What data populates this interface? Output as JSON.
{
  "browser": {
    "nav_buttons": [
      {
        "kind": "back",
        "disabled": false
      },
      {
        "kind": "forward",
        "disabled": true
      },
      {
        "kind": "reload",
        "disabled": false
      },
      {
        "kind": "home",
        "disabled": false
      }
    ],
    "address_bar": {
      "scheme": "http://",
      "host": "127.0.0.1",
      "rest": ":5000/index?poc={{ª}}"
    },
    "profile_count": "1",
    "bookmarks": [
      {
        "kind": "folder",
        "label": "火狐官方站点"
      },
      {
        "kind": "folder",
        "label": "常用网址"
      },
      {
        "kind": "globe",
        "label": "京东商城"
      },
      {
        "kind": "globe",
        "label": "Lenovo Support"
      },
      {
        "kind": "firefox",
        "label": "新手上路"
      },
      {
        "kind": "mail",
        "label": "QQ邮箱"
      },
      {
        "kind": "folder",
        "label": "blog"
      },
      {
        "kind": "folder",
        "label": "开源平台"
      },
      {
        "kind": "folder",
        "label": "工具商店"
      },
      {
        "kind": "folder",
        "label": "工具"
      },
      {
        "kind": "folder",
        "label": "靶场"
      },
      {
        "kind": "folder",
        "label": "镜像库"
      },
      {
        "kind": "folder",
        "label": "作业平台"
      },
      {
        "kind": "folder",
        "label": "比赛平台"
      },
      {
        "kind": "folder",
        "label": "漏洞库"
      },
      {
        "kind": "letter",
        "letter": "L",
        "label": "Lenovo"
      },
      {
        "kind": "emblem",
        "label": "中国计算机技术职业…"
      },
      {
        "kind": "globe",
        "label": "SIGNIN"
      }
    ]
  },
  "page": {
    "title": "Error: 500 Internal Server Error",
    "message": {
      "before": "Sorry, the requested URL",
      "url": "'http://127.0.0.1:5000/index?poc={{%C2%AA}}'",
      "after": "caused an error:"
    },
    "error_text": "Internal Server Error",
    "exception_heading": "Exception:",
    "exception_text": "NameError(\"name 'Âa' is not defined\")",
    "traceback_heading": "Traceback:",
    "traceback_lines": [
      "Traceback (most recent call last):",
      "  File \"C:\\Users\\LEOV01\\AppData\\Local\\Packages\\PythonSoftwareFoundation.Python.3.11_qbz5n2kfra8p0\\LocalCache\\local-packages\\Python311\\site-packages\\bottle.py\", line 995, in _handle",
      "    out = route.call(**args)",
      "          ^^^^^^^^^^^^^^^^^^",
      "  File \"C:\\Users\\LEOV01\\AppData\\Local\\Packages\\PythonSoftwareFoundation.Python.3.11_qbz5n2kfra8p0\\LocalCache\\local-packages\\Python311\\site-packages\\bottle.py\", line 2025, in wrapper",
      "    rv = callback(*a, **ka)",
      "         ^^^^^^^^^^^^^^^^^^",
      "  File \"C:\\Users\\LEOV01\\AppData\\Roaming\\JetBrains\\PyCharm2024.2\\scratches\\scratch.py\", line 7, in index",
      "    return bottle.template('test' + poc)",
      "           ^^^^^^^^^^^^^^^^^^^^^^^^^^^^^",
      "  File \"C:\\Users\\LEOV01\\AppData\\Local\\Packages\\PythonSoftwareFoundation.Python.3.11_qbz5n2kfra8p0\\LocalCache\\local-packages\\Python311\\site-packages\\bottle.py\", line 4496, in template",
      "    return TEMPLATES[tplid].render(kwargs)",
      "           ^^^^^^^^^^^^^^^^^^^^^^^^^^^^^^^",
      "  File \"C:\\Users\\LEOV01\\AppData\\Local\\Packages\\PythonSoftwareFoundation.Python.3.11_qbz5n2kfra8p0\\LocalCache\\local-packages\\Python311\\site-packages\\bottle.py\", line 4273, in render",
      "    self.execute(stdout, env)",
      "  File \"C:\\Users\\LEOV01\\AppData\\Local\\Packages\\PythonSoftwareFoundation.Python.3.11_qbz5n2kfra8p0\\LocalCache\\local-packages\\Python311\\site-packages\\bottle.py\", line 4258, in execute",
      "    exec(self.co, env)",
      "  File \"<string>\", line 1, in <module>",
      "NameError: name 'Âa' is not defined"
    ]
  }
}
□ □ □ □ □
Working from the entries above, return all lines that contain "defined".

    "exception_text": "NameError(\"name 'Âa' is not defined\")",
      "NameError: name 'Âa' is not defined"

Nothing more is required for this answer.